Now, lets create a small start/stop script to make live a bit easier:

cat >/raid/data/minecraft/minecraft <<END
#!/bin/sh

JAVA=/raid/data/module/OracleJRE6/system
PIDF=server.pid

mx=\$(awk '\$1=="MemTotal:"{print int(\$2/1024/100)*100}' /proc/meminfo)
ms=\$(awk '\$1=="MemTotal:"{print int(\$2/1024/100)*50}' /proc/meminfo)

cd \$(dirname \$0)

case \$1 in
start)
\$JAVA/bin/nohup -- \$JAVA/jre/bin/java -Xms\${ms}M -Xmx\${mx}M -jar minecraft_server.jar nogui &
printf "%d" \$! > \$PIDF
;;

stop)
if [ -e \$PIDF ]; then
  kill -TERM \$(head -1 \$PIDF)
  rm -f \$PIDF
fi
;;
esac
END

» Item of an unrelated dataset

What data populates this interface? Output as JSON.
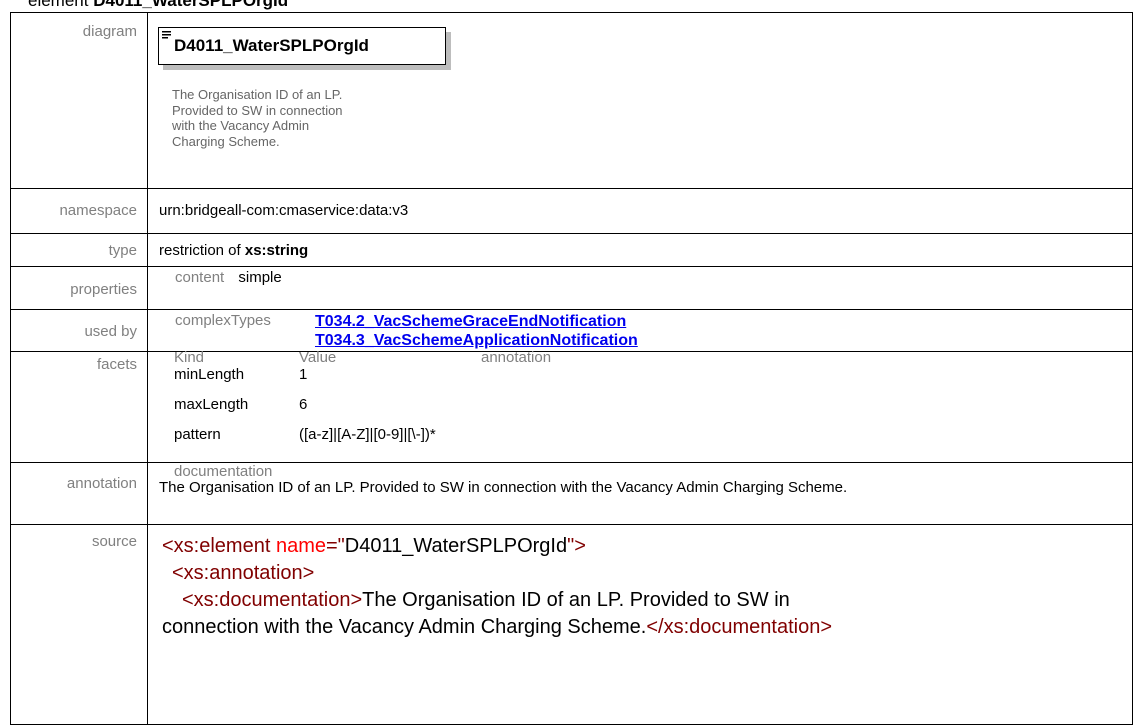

chmod 0755 /raid/data/minecraft/minecraft

Next we create a server configuration file to override some default values (see here for more details):

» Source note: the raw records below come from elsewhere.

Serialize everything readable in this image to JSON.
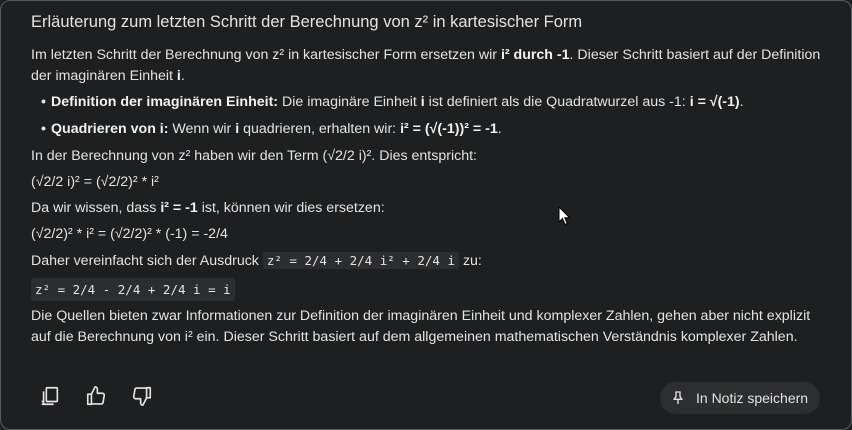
{
  "title": "Erläuterung zum letzten Schritt der Berechnung von z² in kartesischer Form",
  "para1": {
    "t1": "Im letzten Schritt der Berechnung von z² in kartesischer Form ersetzen wir ",
    "b1": "i² durch -1",
    "t2": ". Dieser Schritt basiert auf der Definition der imaginären Einheit ",
    "b2": "i",
    "t3": "."
  },
  "bullet1": {
    "label": "Definition der imaginären Einheit:",
    "t1": " Die imaginäre Einheit ",
    "b1": "i",
    "t2": " ist definiert als die Quadratwurzel aus -1: ",
    "b2": "i = √(-1)",
    "t3": "."
  },
  "bullet2": {
    "label": "Quadrieren von i:",
    "t1": " Wenn wir ",
    "b1": "i",
    "t2": " quadrieren, erhalten wir: ",
    "b2": "i² = (√(-1))² = -1",
    "t3": "."
  },
  "line3": "In der Berechnung von z² haben wir den Term (√2/2 i)². Dies entspricht:",
  "line4": "(√2/2 i)² = (√2/2)² * i²",
  "line5": {
    "t1": "Da wir wissen, dass ",
    "b1": "i² = -1",
    "t2": " ist, können wir dies ersetzen:"
  },
  "line6": "(√2/2)² * i² = (√2/2)² * (-1) = -2/4",
  "line7": {
    "t1": "Daher vereinfacht sich der Ausdruck ",
    "code": "z² = 2/4 + 2/4 i² + 2/4 i",
    "t2": " zu:"
  },
  "codeblock": "z² = 2/4 - 2/4 + 2/4 i = i",
  "closing": "Die Quellen bieten zwar Informationen zur Definition der imaginären Einheit und komplexer Zahlen, gehen aber nicht explizit auf die Berechnung von i² ein. Dieser Schritt basiert auf dem allgemeinen mathematischen Verständnis komplexer Zahlen.",
  "actions": {
    "copy_icon": "copy-icon",
    "like_icon": "thumbs-up-icon",
    "dislike_icon": "thumbs-down-icon",
    "note_label": "In Notiz speichern"
  },
  "colors": {
    "background": "#1e1f20",
    "text": "#e3e3e3",
    "border": "#5a5b5d",
    "button_bg": "#2d2e30",
    "code_bg": "#2c2d2f"
  }
}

cat >/raid/data/minecraft/server.properties <<END
allow-flight=true
allow-nether=true
; difficulty: 0 = Peaceful, 1 = Easy, 2 = Normal, 3 = Hard
difficulty=0
enable-query=false
; enable-rcon: to enable the remote console set to "true"
enable-rcon=false
rcon.password=some-strong-password
rcon.port=25575
; gamemode: 0 = Survival, 1 = Creative, 2 = Adventure
gamemode=0
generate-structures=true
generator-settings=
hardcore=false
; a subdirectory called SomeName will be created (do not use spaces here)
level-name=SomeName
level-seed=
; level-type:
; DEFAULT - Standard world with hills, valleys, water, etc.
; FLAT - A flat world with no features, meant for building.
; LARGEBIOMES - Same as default but all biomes are larger.
level-type=DEFAULT
max-build-height=256
; max-players: maximum number of players that can connect simultanously
max-players=5
; motd: the name of the world as it is displayed to clients (spaces allowed)
motd=SomeName
; online-mode: check users against minecraft.net account
online-mode=true
; pvp: player versus player
pvp=false
; server-ip: the local ip we listen on for client connections (blank for any interface)
server-ip=
; server-port: the port we listen on for client connections
server-port=25565
snooper-enabled=false
spawn-animals=true
spawn-monsters=true
spawn-npcs=true
spawn-protection=16
texture-pack=
view-distance=10
; white-list: use a white list to restrict access
white-list=false
END

Restrict access

To restrict access to the server

  • set "white-list=true" in the server.properties file
  • create a file called white-list.txt that should contain the user names of all players allowed to access this instance

Operators

To have some users act as operators create a file called ops.txt containing all their user names (one per line).

Starting and Stopping the Server

To start or stop the Minecraft server all you need to do is to execute:

/raid/data/minecraft/minecraft start

or

/raid/data/minecraft/minecraft stop

Please note that if you start the server for the first time for a specific world it may take some seconds for it to become ready.

Anhänge

AnhangGröße
[file] minecraft
Minecraft server start script
526 Bytes
[file] server.properties
Minecraft server settings
1.37 KB